How karaoke and Korea’s love of plastic surgery became front lines in America’s war on sex slavery
Published: 8:03am, 24 Mar, 2018
“Plastic surgery, these days, is almost mandatory in South Korea,” says Youngbee Dale, an anti-human trafficking expert based in Washington.
“Women in particular face lots of barriers to getting a job, so many feel compelled to undergo surgery. College girls often don’t have any money, even if they are middle class, so traffickers target them.”
Limited access to legitimate financial services leaves many women no option but to seek informal loans, making them vulnerable to traffickers seeking a profit.
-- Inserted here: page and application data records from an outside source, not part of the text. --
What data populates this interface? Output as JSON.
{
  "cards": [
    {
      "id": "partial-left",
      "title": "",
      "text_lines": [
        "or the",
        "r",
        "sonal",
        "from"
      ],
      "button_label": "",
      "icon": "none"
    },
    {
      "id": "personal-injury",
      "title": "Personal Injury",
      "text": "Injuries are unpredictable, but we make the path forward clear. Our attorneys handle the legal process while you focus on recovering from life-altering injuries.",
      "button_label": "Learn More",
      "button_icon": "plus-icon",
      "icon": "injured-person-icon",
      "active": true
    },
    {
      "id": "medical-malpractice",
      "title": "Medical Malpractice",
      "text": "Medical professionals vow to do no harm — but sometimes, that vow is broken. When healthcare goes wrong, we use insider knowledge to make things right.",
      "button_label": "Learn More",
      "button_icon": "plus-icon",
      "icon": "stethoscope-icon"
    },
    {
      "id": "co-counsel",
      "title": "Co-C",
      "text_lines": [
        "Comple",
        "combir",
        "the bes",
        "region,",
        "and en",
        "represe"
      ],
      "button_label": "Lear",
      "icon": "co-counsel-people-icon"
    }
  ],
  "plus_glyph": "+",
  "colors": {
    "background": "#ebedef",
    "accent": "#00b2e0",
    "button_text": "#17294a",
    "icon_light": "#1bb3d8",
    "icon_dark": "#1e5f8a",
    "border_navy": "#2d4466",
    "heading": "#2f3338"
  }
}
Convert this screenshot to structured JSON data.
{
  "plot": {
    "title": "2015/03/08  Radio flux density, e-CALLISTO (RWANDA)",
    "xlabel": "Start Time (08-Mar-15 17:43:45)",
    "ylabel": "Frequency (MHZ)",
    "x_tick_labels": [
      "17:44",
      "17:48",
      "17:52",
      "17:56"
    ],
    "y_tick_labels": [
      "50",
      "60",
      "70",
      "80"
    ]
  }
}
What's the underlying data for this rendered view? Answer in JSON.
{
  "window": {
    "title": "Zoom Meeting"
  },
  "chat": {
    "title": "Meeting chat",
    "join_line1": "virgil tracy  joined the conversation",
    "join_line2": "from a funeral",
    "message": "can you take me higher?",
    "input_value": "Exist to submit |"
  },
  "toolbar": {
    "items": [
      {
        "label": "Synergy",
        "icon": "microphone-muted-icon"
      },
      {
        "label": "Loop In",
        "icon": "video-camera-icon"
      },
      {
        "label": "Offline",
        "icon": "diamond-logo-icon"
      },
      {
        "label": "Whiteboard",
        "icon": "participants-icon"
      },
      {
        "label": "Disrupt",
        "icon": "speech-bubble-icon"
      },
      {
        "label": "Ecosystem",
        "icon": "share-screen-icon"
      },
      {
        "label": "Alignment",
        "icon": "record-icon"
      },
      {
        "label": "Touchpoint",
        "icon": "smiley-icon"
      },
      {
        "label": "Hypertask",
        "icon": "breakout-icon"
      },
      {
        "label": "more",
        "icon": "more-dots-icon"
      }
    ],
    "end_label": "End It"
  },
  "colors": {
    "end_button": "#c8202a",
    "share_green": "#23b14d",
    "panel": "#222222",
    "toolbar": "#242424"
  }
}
“Traffickers entice them by saying they can pay off the surgeries while working part-time, first serving drinks. Then they say ‘you still have this amount of debt’ – there’s interest everyday – if you do this [prostitution] you will be able to pay it much faster. At that point is impossible to get out,” Dale says.